Speak Up: Identifying Rape Culture in Everyday Conversation

You can find it in this 2011 New York Times description of an 11-year-old girl who was horrifically gang raped: “she dressed older than her age, wearing makeup and fashions more appropriate to a woman in her 20s.” You can find it in this story shared by Girls Gone Strong co-founder Molly Galbraith: “When I […]

A Clear Understanding of Consent, in Sexual Situations and Beyond

If someone kisses you, does that mean they’re also consenting to sex? What if they go home with you and kiss you? If someone has had sex with you before, can you safely assume that you have their consent for another time? If someone made it clear last week via text that they want to […]

Why Not Having Children is a Valid and Healthy Choice

Women are constantly questioned about our reproductive choices: How many kids are you going to have, and when? Are you going to breastfeed? Do you use birth control or support reproductive rights? Are you, as a pregnant woman, really going to eat that food or lift that weight? It’s impossible to answer these questions in […]

Creating Welcoming Gym Environments for Trans and Gender Nonconforming Athletes

It’s no secret that working out and strength training can have positive effects on our mental health. Exercise can reduce anxiety and depression. 1,2 It can also contribute to increased self-confidence and help us feel more at-home in our bodies. Transgender individuals tend to struggle with depression and anxiety at higher rates than the general […]

Gender 101 and How to Be An Ally

At Girls Gone Strong we believe there is no wrong way to have a body and recognize that everyone who identifies as a woman is a real woman.   As someone who works with and advocates for transgender and gender nonconforming youth, I really value this particular statement from the GGS mission. GGS believes in helping […]

Reconnecting With Your Sexuality After Sexual Assault

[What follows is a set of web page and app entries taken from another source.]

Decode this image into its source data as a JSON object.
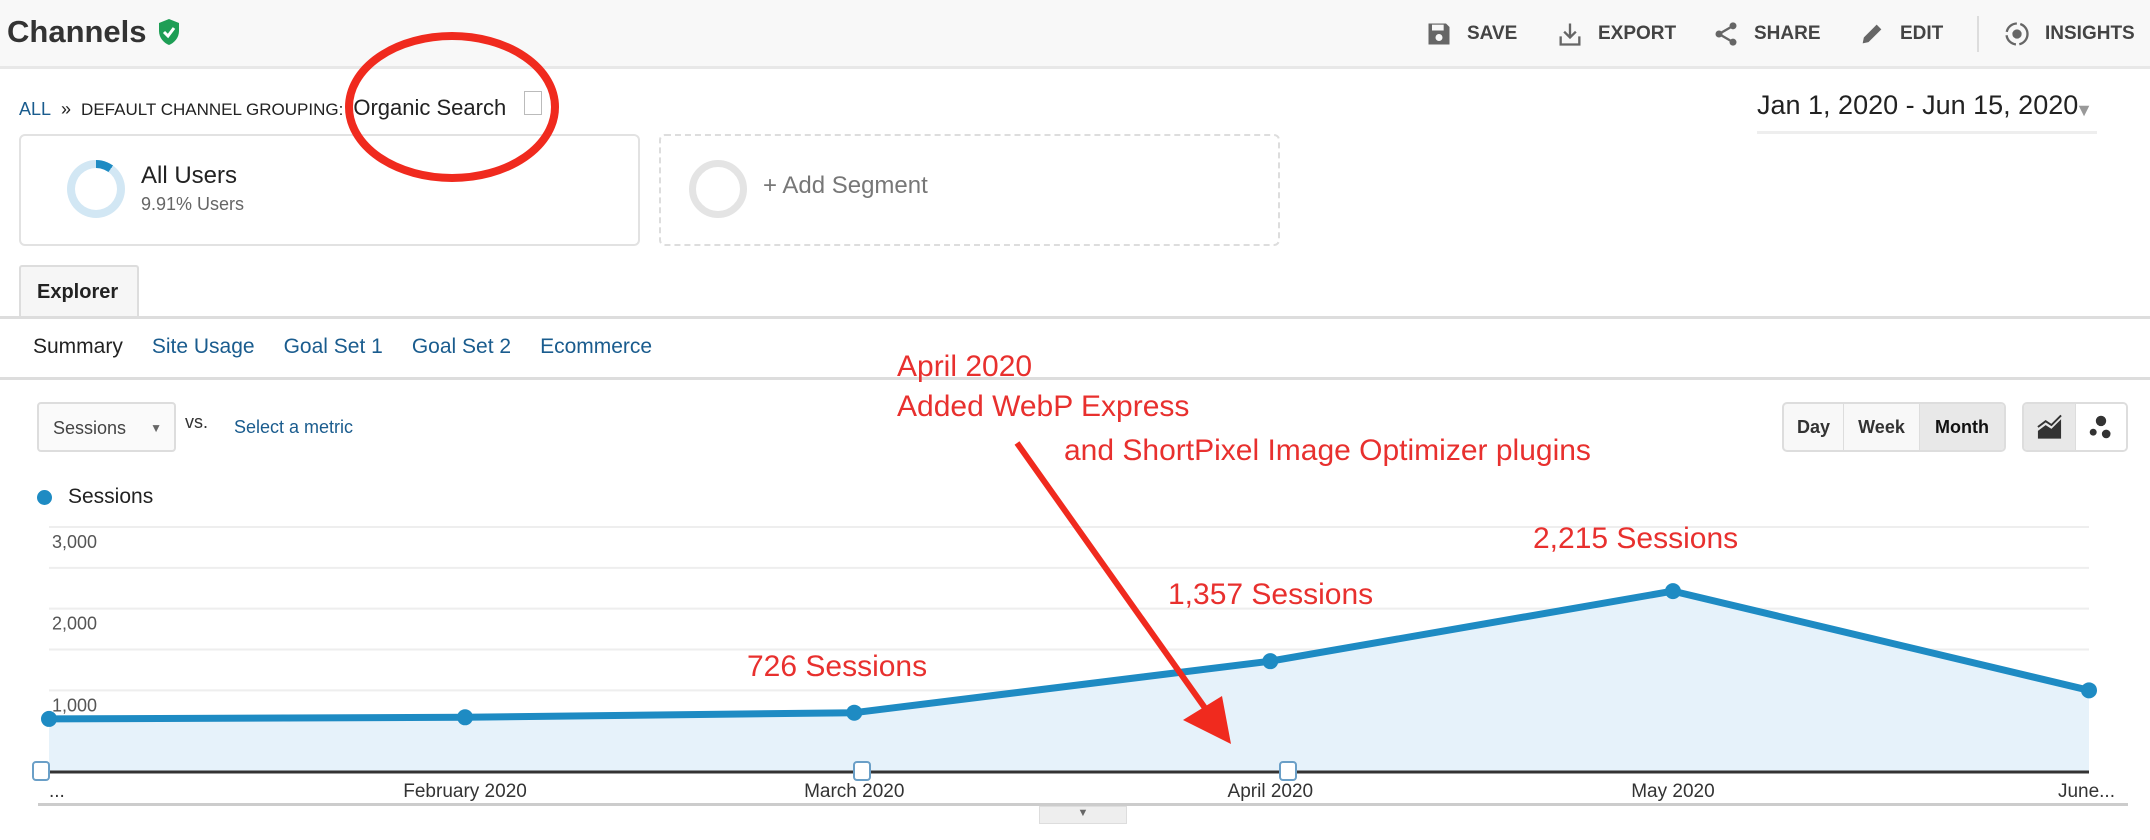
{
  "header": {
    "title": "Channels",
    "actions": [
      {
        "label": "SAVE",
        "icon": "save-icon"
      },
      {
        "label": "EXPORT",
        "icon": "export-icon"
      },
      {
        "label": "SHARE",
        "icon": "share-icon"
      },
      {
        "label": "EDIT",
        "icon": "edit-icon"
      },
      {
        "label": "INSIGHTS",
        "icon": "insights-icon"
      }
    ]
  },
  "breadcrumb": {
    "root": "ALL",
    "sep": "»",
    "group": "DEFAULT CHANNEL GROUPING:",
    "value": "Organic Search"
  },
  "date_range": "Jan 1, 2020 - Jun 15, 2020",
  "segments": {
    "active": {
      "name": "All Users",
      "detail": "9.91% Users",
      "share": 0.0991
    },
    "add": "+ Add Segment"
  },
  "tab": "Explorer",
  "subtabs": [
    "Summary",
    "Site Usage",
    "Goal Set 1",
    "Goal Set 2",
    "Ecommerce"
  ],
  "metric": {
    "selected": "Sessions",
    "vs": "vs.",
    "select_metric": "Select a metric"
  },
  "granularity": {
    "options": [
      "Day",
      "Week",
      "Month"
    ],
    "selected": "Month"
  },
  "chart_types": [
    "line-chart-icon",
    "motion-chart-icon"
  ],
  "colors": {
    "series": "#1e8bc3",
    "fill": "#e6f2fa",
    "annotation": "#e8302e",
    "link": "#1a5c8e"
  },
  "annotations": {
    "note_lines": [
      "April 2020",
      "Added WebP Express",
      "and ShortPixel Image Optimizer plugins"
    ],
    "labels": [
      "726 Sessions",
      "1,357 Sessions",
      "2,215 Sessions"
    ]
  },
  "chart_data": {
    "type": "area",
    "legend": "Sessions",
    "x": [
      "2020-01-01",
      "2020-02-01",
      "2020-03-01",
      "2020-04-01",
      "2020-05-01",
      "2020-06-01"
    ],
    "x_tick_labels": [
      "...",
      "February 2020",
      "March 2020",
      "April 2020",
      "May 2020",
      "June..."
    ],
    "series": [
      {
        "name": "Sessions",
        "values": [
          650,
          670,
          726,
          1357,
          2215,
          1000
        ]
      }
    ],
    "yticks": [
      "1,000",
      "2,000",
      "3,000"
    ],
    "ylim": [
      0,
      3000
    ],
    "grid": true
  }
}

A note on the terms victim and survivor in this article: Words have power. The word victim is often used to describe someone who has experienced sexual assault, but many women prefer to call themselves survivors rather than victims. Proponents of using survivor feel that it is an active term implying a journey of healing, […]